§ **Dataset records**
# # #

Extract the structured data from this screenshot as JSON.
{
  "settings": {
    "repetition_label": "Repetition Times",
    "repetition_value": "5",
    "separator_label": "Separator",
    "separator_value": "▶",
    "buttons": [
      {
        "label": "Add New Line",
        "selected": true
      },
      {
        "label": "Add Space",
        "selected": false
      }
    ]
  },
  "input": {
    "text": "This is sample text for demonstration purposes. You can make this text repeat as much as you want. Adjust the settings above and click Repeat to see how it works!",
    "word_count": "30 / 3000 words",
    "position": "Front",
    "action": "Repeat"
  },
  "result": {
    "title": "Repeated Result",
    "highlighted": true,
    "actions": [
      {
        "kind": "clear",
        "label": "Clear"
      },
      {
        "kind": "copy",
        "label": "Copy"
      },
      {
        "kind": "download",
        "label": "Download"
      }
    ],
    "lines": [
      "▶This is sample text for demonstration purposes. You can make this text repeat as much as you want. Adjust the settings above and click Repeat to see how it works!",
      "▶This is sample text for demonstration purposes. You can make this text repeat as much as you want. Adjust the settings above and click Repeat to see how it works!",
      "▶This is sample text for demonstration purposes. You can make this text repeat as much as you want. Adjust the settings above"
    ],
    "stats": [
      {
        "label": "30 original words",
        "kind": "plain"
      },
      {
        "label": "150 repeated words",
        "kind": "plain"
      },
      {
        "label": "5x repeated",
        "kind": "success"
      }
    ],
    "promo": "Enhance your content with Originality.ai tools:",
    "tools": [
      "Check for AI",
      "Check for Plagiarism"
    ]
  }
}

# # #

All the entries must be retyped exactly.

Extract the structured data from this screenshot as JSON.
{
  "settings": {
    "repetition_label": "Repetition Times",
    "repetition_value": "5",
    "separator_label": "Separator",
    "separator_value": "▶",
    "buttons": [
      {
        "label": "Add New Line",
        "selected": true
      },
      {
        "label": "Add Space",
        "selected": false
      }
    ]
  },
  "input": {
    "text": "This is sample text for demonstration purposes. You can make this text repeat as much as you want. Adjust the settings above and click Repeat to see how it works!",
    "word_count": "30 / 3000 words",
    "position": "Front",
    "action": "Repeat"
  },
  "result": {
    "title": "Repeated Result",
    "highlighted": true,
    "actions": [
      {
        "kind": "clear",
        "label": "Clear"
      },
      {
        "kind": "copy",
        "label": "Copy"
      },
      {
        "kind": "download",
        "label": "Download"
      }
    ],
    "lines": [
      "▶This is sample text for demonstration purposes. You can make this text repeat as much as you want. Adjust the settings above and click Repeat to see how it works!",
      "▶This is sample text for demonstration purposes. You can make this text repeat as much as you want. Adjust the settings above and click Repeat to see how it works!",
      "▶This is sample text for demonstration purposes. You can make this text repeat as much as you want. Adjust the settings above"
    ],
    "stats": [
      {
        "label": "30 original words",
        "kind": "plain"
      },
      {
        "label": "150 repeated words",
        "kind": "plain"
      },
      {
        "label": "5x repeated",
        "kind": "success"
      }
    ],
    "promo": "Enhance your content with Originality.ai tools:",
    "tools": [
      "Check for AI",
      "Check for Plagiarism"
    ]
  }
}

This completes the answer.